Lullabies from the Yawning Grave
by Kerri Caldwell
When the night is over, you’ll walk into the sun. You’ll be lost in time and space, join the growing list of ancient names. I wake with pleasure in my heart, but lonesome dreams are waiting for me because when the sun leaves, so will you. And it’ll be the last day, the last time I ever belong to you. Because when the night is over, I won’t be a daughter anymore.
You tell me, “I will be back one day. Meet me in the woods, way out there, follow the moonbeam through the frozen pines and wait by the river.”
But all I ever see is a ghost on the shore in my lonesome dreams. Over and over, like a cursed lullaby, I ask ‘When will I see you again?’ until the night turns into the sun. This is where I lose you, and your love like ghosts, disappears into the sun. And it doesn’t matter how long I’ve walked without you, I still look for you in the places we went wild, places I should know better than to keep visiting. You’ve disappeared in the wind while I get lost in time and space. I followed you to the ends of the earth, tried to drag you back from the edge, but never ever do I win. I go back to that day every night and it always ends the same. When the night is over, you’ll be gone from the world and I’ll never be a daughter again.
I hope the dead can hear us think of them, way out there in the yawning grave. Do you think they miss us, too? Constellations get named after heroes and tragedy and grief. Is this grief? Does this tragedy make us heroes? There are no stars in the sky to answer my questions, unless their absence is why the ache inside of me is my compass instead of all the emerald stars in existence.
And see, that’s the problem with your daughter. Grief has the power to make us do strange things. She listens for that lullaby from the yawning grave, hears it in the wind, and knows it’s time to run.
“Meet me in the woods, wait by the river.”
She’ll go to the ends of the earth just to meet the ghost on the shore, and even if she’s a fool for love, she knows a love like ghosts can’t be seen in the wind.
“Follow the moonbeam through the frozen pines.”
She takes the path full of resistance, it’s harder on her body but easier on her mind, even if she doesn’t realize this. She waits inside the line of one lone and solid moonbeam, the thoughts in her mind making the darkness look brighter. She’s not just motherless, she’s not just alone, she’s not just simply been left behind. She is barren of all things, all the things that connect you to the earth, that give you the sense that you belong here, or somewhere, or to someone. They have their trees, their trees have their leaves, and all she has is her tragedy. It’s burned on her soul, like the world thought she’d ever forget that her family tree’s lost all its leaves.

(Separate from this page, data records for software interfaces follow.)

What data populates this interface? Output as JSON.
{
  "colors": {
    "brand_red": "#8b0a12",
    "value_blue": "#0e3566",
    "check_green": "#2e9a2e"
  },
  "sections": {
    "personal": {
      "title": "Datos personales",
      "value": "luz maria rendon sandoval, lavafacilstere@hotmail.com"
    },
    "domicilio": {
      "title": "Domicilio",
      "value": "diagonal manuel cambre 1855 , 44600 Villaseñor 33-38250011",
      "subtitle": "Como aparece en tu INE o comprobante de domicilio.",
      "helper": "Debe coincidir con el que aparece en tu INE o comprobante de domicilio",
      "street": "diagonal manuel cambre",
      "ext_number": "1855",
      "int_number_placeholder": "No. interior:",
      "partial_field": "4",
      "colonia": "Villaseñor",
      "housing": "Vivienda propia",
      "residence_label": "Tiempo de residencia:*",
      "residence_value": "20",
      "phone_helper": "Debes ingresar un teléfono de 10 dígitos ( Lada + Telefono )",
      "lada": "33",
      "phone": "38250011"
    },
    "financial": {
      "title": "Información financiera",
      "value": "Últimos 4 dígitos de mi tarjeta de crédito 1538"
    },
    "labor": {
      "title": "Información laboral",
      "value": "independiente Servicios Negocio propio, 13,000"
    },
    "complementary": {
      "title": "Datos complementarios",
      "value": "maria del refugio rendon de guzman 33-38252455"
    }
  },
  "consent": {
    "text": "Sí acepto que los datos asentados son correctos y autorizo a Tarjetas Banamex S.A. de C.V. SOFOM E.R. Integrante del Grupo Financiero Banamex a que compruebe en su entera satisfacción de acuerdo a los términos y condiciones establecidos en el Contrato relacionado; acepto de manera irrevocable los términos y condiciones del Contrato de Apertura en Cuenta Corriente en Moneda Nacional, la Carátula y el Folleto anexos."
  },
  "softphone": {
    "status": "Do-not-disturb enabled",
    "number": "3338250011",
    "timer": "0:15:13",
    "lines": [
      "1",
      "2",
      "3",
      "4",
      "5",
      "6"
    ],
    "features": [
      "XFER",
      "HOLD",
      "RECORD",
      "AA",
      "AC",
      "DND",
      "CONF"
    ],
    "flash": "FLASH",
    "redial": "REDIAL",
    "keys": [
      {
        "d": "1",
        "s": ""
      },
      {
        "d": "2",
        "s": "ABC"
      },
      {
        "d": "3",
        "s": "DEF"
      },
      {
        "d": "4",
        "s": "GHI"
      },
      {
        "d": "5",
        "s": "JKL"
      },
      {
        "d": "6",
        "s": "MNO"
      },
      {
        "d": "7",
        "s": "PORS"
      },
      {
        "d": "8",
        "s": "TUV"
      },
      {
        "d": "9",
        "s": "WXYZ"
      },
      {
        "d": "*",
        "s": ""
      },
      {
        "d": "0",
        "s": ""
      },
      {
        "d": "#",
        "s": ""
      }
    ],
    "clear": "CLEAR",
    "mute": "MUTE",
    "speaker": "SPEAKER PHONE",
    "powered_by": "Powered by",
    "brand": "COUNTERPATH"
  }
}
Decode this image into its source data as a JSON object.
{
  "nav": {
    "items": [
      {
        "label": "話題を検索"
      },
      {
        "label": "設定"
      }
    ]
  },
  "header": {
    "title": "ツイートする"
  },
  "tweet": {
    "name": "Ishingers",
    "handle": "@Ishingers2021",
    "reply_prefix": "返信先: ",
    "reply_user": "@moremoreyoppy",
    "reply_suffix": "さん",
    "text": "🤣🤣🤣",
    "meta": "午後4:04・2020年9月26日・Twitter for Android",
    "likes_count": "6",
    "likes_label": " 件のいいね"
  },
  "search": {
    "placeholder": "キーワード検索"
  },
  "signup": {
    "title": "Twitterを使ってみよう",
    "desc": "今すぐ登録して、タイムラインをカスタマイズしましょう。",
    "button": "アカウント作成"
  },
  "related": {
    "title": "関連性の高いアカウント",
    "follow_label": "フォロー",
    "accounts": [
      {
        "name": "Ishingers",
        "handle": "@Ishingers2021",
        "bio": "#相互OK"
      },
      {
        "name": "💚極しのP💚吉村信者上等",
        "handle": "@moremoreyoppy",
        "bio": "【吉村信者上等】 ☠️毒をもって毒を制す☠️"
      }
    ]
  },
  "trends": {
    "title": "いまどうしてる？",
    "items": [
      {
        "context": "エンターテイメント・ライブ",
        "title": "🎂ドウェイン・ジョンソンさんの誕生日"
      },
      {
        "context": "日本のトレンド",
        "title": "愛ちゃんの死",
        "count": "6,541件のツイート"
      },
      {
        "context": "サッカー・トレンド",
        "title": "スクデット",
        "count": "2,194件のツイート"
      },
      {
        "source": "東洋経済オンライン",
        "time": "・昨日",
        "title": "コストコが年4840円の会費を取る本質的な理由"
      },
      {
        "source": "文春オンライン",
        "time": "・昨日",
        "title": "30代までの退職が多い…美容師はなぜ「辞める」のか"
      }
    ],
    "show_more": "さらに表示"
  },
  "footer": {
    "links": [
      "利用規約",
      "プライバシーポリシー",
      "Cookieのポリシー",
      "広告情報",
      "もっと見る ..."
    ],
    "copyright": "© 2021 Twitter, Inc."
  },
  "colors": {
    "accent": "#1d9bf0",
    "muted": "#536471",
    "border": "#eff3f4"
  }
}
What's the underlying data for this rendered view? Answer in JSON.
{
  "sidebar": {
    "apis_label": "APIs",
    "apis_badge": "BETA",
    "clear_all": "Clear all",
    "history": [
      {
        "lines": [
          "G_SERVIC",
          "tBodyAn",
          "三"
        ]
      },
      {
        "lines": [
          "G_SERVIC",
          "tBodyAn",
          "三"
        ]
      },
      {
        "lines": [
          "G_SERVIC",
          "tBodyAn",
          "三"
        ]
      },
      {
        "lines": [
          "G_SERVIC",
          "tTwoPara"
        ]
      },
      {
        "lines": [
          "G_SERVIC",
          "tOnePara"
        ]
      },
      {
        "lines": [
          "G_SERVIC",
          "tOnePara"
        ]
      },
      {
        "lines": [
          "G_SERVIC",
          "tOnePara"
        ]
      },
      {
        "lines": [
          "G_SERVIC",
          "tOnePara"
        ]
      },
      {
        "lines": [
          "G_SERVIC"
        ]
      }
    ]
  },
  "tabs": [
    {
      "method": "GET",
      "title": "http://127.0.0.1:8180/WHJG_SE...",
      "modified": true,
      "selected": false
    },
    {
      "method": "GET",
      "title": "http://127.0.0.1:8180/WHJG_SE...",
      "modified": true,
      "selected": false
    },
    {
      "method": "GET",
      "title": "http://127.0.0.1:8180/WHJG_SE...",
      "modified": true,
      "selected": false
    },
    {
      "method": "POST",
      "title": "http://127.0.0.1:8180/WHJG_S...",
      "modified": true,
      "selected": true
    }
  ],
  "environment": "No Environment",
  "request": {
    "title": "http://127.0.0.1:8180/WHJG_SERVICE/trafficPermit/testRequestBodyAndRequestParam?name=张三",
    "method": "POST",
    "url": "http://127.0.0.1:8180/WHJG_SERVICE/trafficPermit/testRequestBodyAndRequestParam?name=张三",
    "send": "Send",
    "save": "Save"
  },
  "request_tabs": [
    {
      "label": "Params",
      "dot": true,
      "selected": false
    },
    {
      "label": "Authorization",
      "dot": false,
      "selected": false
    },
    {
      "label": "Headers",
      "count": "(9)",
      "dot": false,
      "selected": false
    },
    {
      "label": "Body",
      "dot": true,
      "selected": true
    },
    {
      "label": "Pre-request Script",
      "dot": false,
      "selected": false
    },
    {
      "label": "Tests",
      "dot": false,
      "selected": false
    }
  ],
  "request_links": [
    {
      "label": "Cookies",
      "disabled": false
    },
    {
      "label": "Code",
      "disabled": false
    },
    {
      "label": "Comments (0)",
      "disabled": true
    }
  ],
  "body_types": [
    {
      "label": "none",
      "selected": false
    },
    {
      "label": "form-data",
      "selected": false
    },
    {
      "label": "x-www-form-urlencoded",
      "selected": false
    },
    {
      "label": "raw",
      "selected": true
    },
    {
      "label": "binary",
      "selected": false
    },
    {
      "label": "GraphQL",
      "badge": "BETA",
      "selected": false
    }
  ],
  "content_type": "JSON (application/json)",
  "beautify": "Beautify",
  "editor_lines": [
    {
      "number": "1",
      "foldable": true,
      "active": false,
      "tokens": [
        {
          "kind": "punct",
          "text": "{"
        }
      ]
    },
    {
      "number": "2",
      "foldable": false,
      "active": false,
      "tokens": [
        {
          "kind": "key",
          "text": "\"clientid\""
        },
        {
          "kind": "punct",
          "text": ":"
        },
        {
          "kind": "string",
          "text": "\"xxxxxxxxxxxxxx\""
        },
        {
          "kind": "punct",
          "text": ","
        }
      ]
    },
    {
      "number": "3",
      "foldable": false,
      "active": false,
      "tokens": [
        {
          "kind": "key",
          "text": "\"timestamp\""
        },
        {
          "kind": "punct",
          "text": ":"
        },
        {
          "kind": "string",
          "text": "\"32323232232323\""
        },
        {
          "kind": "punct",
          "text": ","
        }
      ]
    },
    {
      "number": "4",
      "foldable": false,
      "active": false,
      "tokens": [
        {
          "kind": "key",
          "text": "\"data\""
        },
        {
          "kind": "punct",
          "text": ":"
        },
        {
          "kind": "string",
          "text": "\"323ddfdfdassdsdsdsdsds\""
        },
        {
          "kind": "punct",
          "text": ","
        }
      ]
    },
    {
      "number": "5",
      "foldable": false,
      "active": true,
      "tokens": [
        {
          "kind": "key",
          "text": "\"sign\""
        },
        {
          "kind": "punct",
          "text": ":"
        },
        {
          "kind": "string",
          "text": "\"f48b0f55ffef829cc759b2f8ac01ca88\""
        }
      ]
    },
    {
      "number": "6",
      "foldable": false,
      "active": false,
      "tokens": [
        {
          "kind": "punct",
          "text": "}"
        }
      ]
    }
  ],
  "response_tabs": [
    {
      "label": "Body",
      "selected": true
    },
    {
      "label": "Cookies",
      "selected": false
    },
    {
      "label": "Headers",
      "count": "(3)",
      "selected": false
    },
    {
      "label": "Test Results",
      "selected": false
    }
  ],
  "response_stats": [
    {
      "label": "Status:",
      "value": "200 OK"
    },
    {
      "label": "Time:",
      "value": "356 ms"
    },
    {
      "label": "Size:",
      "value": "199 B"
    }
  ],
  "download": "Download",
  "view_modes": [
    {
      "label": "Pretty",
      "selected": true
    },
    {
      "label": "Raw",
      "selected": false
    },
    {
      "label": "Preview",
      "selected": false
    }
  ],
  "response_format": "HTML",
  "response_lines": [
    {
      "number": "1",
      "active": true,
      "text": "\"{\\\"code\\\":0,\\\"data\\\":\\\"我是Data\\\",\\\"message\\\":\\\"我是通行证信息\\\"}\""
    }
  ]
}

But mama, that’s the problem with your daughter. She’s found the secret of life, that you’ll never know a love deeper than your mother’s.
I’m barren, mama, and my tree has no leaves or family to shade me from the blister of this truth. She knows a love like ghosts, and she knows there’s an echo of you in her soul.
I’m alone, mama, but I’m not lonely.
I can hear you from the yawning grave, mama, and the lullaby in the wind, the one that brings me back from the edge of my lonesome dreams and the nights are no longer cursed. They poured gasoline on my soul and tragedy was the match that left the scars. Every time I heard you in the wind, your cursed lullaby ripped them open again. I wanted life less than death, so I let you, I let it, I let everything scar my scars until the old blood and the new blood were the same blood.
I get it now, mama. The scars on my soul were full of ugly words,
and all that leaves bitterness ready on your tongue. I wasn’t letting you open my scars so I could feel numb, you were emptying them of my questions and healing them with your answers, the ones inside the lullaby you send me from the yawning grave. The lullaby that held the secret of life. I’ll never know a love deeper than a mother’s love, not your love, mama, or my own. But there’s an echo of you in my soul, and it traded all the times I felt suffocated by your love into all the times I’ll need your love, and it settled into all my scars.
The problem with your daughter, mama, isn’t that she’s scarred. She’s just scared.